- which eventually funded 17 county task forces coordinated by the CHP to increase effectiveness
- which reduced thefts and protected innocent purchasers from buying rebuilt salvage vehicles containing stolen component parts by deeming the frame the identifying factor for registration purposes. In 2001 alone, Salvage Vehicle Inspection Program (SVIP) officers—a joint effort between the CHP and Department of Motor Vehicles—conducted 27,545 inspections, and recovered 101 stolen vehicles with altered VINs and 418 component parts.
- which expanded statewide the Cargo Theft Interdiction Program (CTIP). In 2001 alone, this program effected 80 arrests, and recovered 513 stolen commercial vehicles and 146 cargos valued at $34.7M.
- which funded “The Organized Crime and Victim Protection Act” to team up Insurance Department representatives with investigators and prosecutors to attack organized automobile fraud rings
- Initiated or continued successful awareness and education programs, as well as community partnerships:
- the Californians Help Eliminate Auto Theft (Cal H.E.A.T.) Program
- the Anti-Car Theft “the HEAT is on” Campaign
- the multi-jurisdictional Statewide Vehicle Theft Advisory Committee (SVTAC) to seek enhanced vehicle theft interdiction methods using automated license plate readers
- the enhanced and expanded Vehicle Theft Investigation Course for newly-assigned investigators from agencies throughout the state
- the “bait car” program.
Category 4 Winner:
The Task Force operates under the auspices of the Arizona Department of Public Safety, of which Dennis A. Garrett is the Director.
Arizona Vehicle Theft Task Force; Lieutenant Mikel A. Longman
Between 1993 and 1997, the State of Arizona earned the dubious honor of being the number one state for vehicle theft per capita. In response, its legislature enacted in 1996 a statute creating the Arizona Automobile Theft Authority (AATA), which is funded by an annual $1.00 assessment on each Arizona-insured vehicle. The Arizona Vehicle Theft Task Force, a statewide, multi-agency, cross-jurisdictional vehicle-theft operation, was created in 1996 and became fully-operational in 1997. Seventeen different agencies from eight of Arizona’s 15 counties currently participate; it has formed strong partnerships both with Mexican authorities and with the Arizona Division of Motor Vehicles.
The success of the Task Force has been achieved through aggressive, proactive enforcement; enhanced training of law enforcers; and ongoing public awareness and community education programs. It has supported legislation reclassifying, as well as enhancing the penalties for, vehicle-related crimes. It is in the process of implementing the Border Auto Theft Information Center (BATIC), the aim of which is to aid in the recovery, in Mexico, of stolen U.S. vehicles. It has established and publicized a statewide toll-free “tip” line for the anonymous reporting of vehicle-theft crimes and other suspicious activities, and it will distribute steering-wheel locking devices to citizens who register for the Watch Your Car program.
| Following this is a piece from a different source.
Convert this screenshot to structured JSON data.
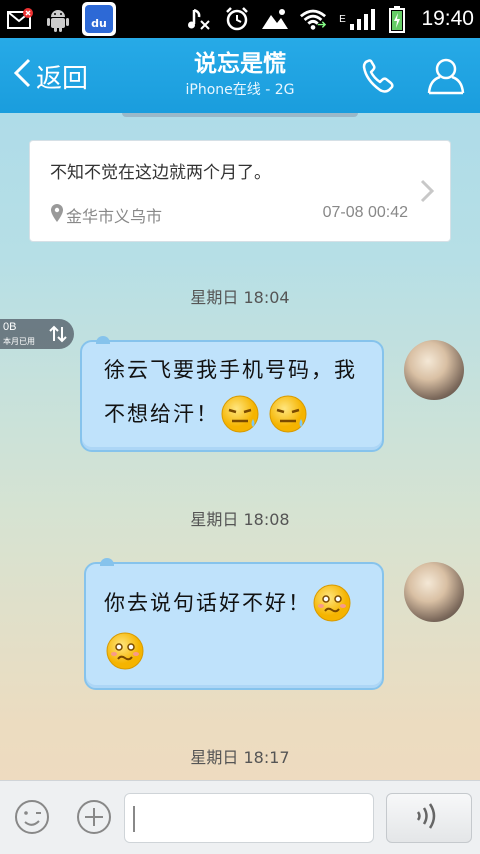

Several highlights from its 2001 efforts underscore its success:
- The recovery of eight stolen vehicles, the seizure of two additional vehicles, the arrest of nine suspects, and the detention of 50 undocumented aliens
- The purchase of three stolen Hondas and one stolen new Chevrolet Tahoe, as well as the indictment of two persons, in an undercover operation
- The apprehension—via a wire tap—of an individual who had rammed police vehicles with stolen vehicles and who had threatened to murder a police officer or a member of a police officer’s family
- Recovered—in conjunction with the Los Angeles Police Department—a stolen handgun and several “high-dollar” vehicles which had been stolen in California, which had been fraudulently sold in Arizona, and which had a total value of approximately $890,000.00
For every $1.00 of AATA funds that the Task Force spent in 2001, it recovered $14.13 in stolen property; that equates to the recovery of an average 74 stolen vehicles per Task Force officer!